Your goal:
Among the lines of the material below, how many carry the word "label"? Only the number is wanted.

*** Block opens ***

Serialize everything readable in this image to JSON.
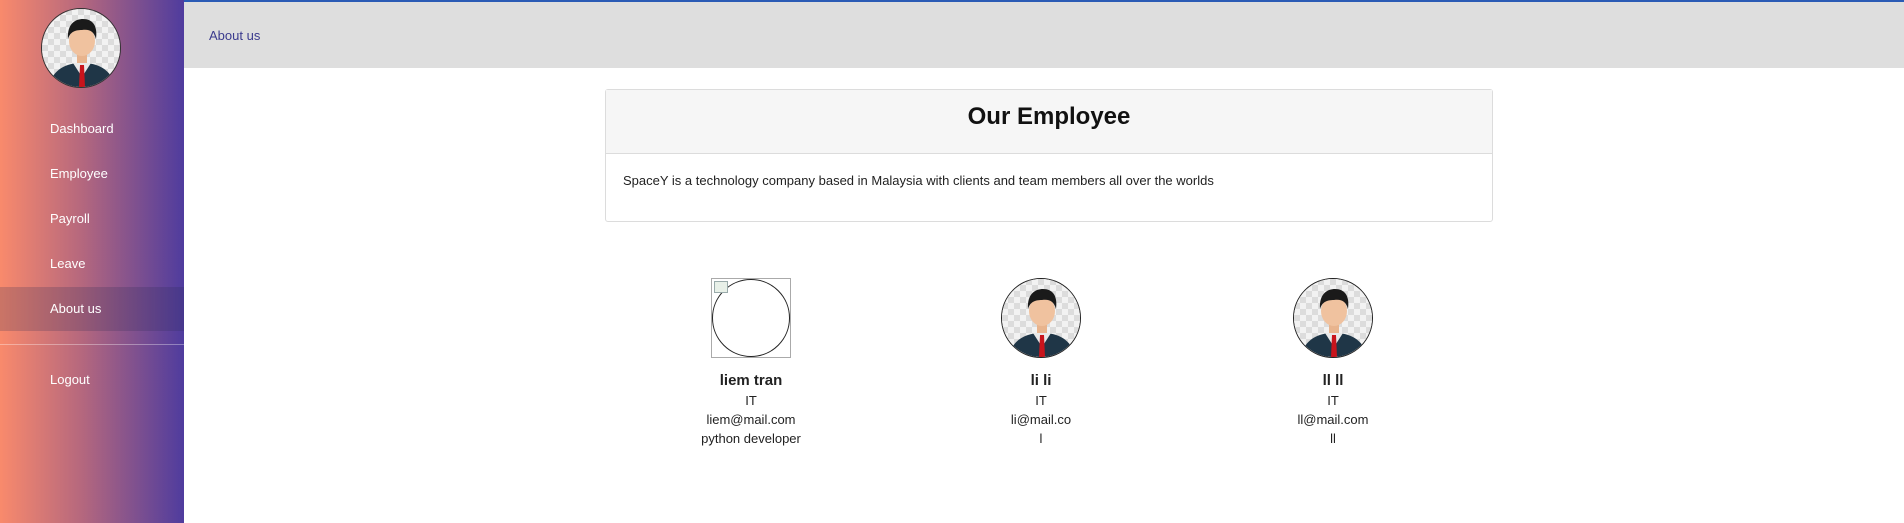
{
  "sidebar": {
    "items": [
      {
        "label": "Dashboard"
      },
      {
        "label": "Employee"
      },
      {
        "label": "Payroll"
      },
      {
        "label": "Leave"
      },
      {
        "label": "About us"
      },
      {
        "label": "Logout"
      }
    ],
    "active": "About us"
  },
  "header": {
    "breadcrumb": "About us"
  },
  "card": {
    "title": "Our Employee",
    "description": "SpaceY is a technology company based in Malaysia with clients and team members all over the worlds"
  },
  "employees": [
    {
      "name": "liem tran",
      "department": "IT",
      "email": "liem@mail.com",
      "role": "python developer",
      "avatar": "broken-image-icon"
    },
    {
      "name": "li li",
      "department": "IT",
      "email": "li@mail.co",
      "role": "l",
      "avatar": "person-avatar-icon"
    },
    {
      "name": "ll ll",
      "department": "IT",
      "email": "ll@mail.com",
      "role": "ll",
      "avatar": "person-avatar-icon"
    }
  ],
  "colors": {
    "sidebar_gradient_start": "#f98a6c",
    "sidebar_gradient_end": "#4f3c9e",
    "topbar_bg": "#dedede",
    "topbar_accent": "#2a5bb5",
    "link": "#3b3b8e"
  }
}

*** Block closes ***

Result of this task:
6